Benevolence for Jeremy Chatelain
To those kind enough to consider our plight,
My name is Jeremy J. Chatelain. I am a quadriplegic paralyzed from my shoulders down from a spinal cord injury 21 years ago in a familiar but changed river during a family vacation. In the two decades since, two of the most difficult things I have fought to conquer were learning to breathe again and to drive again. Having accomplished both, I completed my Master of Education and PhD and resumed my full-time occupation as an educator.
We have been blessed immensely since my spinal cord injury, including being chosen to adopt our two wonderful children. The blessings continued despite the diagnosis of leukemia in our then almost 2-year-old daughter who spent the next 3 ½ years of her life in chemotherapy and radiation. The Lord strengthened my wife to care for me, her quadriplegic husband and a daughter with cancer — who is now a thankful and courageous cancer survivor.
Three years ago my work transferred our little family (my wife, our sixteen-year-old daughter, and our nine-year-old son), from out-of-state to Colorado Springs where I teach religion courses to university and high school students and where I oversee and train eleven teachers within a two-hour drive from end to end.
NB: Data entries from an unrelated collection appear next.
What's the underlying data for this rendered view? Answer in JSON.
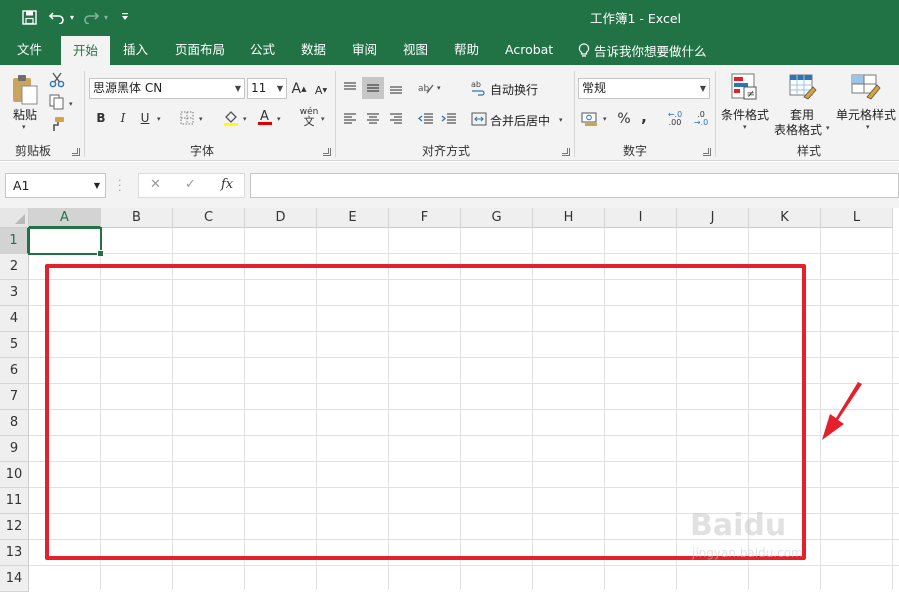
{
  "window": {
    "title": "工作簿1  -  Excel"
  },
  "colors": {
    "brand": "#217346",
    "annotation": "#e4202a"
  },
  "quick_access": [
    {
      "name": "save-icon"
    },
    {
      "name": "undo-icon"
    },
    {
      "name": "redo-icon"
    },
    {
      "name": "customize-icon"
    }
  ],
  "tabs": [
    {
      "label": "文件"
    },
    {
      "label": "开始",
      "active": true
    },
    {
      "label": "插入"
    },
    {
      "label": "页面布局"
    },
    {
      "label": "公式"
    },
    {
      "label": "数据"
    },
    {
      "label": "审阅"
    },
    {
      "label": "视图"
    },
    {
      "label": "帮助"
    },
    {
      "label": "Acrobat"
    }
  ],
  "tell_me": "告诉我你想要做什么",
  "ribbon": {
    "clipboard": {
      "label": "剪贴板",
      "paste": "粘贴"
    },
    "font": {
      "label": "字体",
      "font_name": "思源黑体 CN",
      "font_size": "11",
      "bold": "B",
      "italic": "I",
      "underline": "U",
      "phonetic": "wén"
    },
    "alignment": {
      "label": "对齐方式",
      "wrap_text": "自动换行",
      "merge_center": "合并后居中"
    },
    "number": {
      "label": "数字",
      "format": "常规",
      "percent": "%",
      "comma": ",",
      "inc_decimal": ".00",
      "dec_decimal": ".0"
    },
    "styles": {
      "label": "样式",
      "conditional": "条件格式",
      "table_format_1": "套用",
      "table_format_2": "表格格式",
      "cell_styles": "单元格样式"
    }
  },
  "formula_bar": {
    "name_box": "A1",
    "cancel": "✕",
    "enter": "✓",
    "fx": "fx",
    "value": ""
  },
  "grid": {
    "columns": [
      "A",
      "B",
      "C",
      "D",
      "E",
      "F",
      "G",
      "H",
      "I",
      "J",
      "K",
      "L"
    ],
    "rows": [
      "1",
      "2",
      "3",
      "4",
      "5",
      "6",
      "7",
      "8",
      "9",
      "10",
      "11",
      "12",
      "13",
      "14"
    ],
    "active_cell": "A1"
  },
  "watermark": {
    "brand": "Baidu",
    "sub": "jingyan.baidu.com"
  }
}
My position as Coordinator requires me to drive, something few quadriplegics accomplish because of its difficulty and extreme cost.
Our gratitude was unbounded when, in 2016 after a year of constant effort and wending bureaucracies, we received assistance from the Division of Vocational Rehabilitation to replace my 20-year-old wheelchair adapted van and driving controls. It was no less than a miracle considering the new van and controls cost $142,000.
Our joy turned to despair when only nine months later we were t-boned by an inattentive 19-year-old driver who totaled my brand-new van, leaving me with no transportation for work, family, or medical needs. I have spent the last year trying to replace the totaled van with the assistance of an attorney fighting a battle against the driver and insurance companies that cannot be won.
Ultimately, because of a myriad of details now more than a year after the collision, we were forced to settle the property damage claim with the insurance company for an exasperatingly low $111,805.29 — a deficit of more than $65,984.89 for a replacement van only with which can I keep my employment.
The trauma and absolute loss of independence as a quadriplegic (including irreparable damage in the collision to my $32,000 power wheelchair) is inexplicable. We have financed ourselves to the point of bankruptcy to replace the van to keep my 21-year career, which I love. We have suffered the loss of family time and vacations, work obligations, my wife’s health and availability to work, service opportunities, and countless other freedoms for which we have fought long and hard with my traumatic spinal cord injury to continue to be contributing members of society.
There is simply no way despite two graduate degrees and a wonderful career that I can make up the nearly $66,000 deficit the careless driver has thrust upon us. My little family and I are grateful for your consideration.
Jeremy J. Chatelain, PhD
LDS S&I Coordinator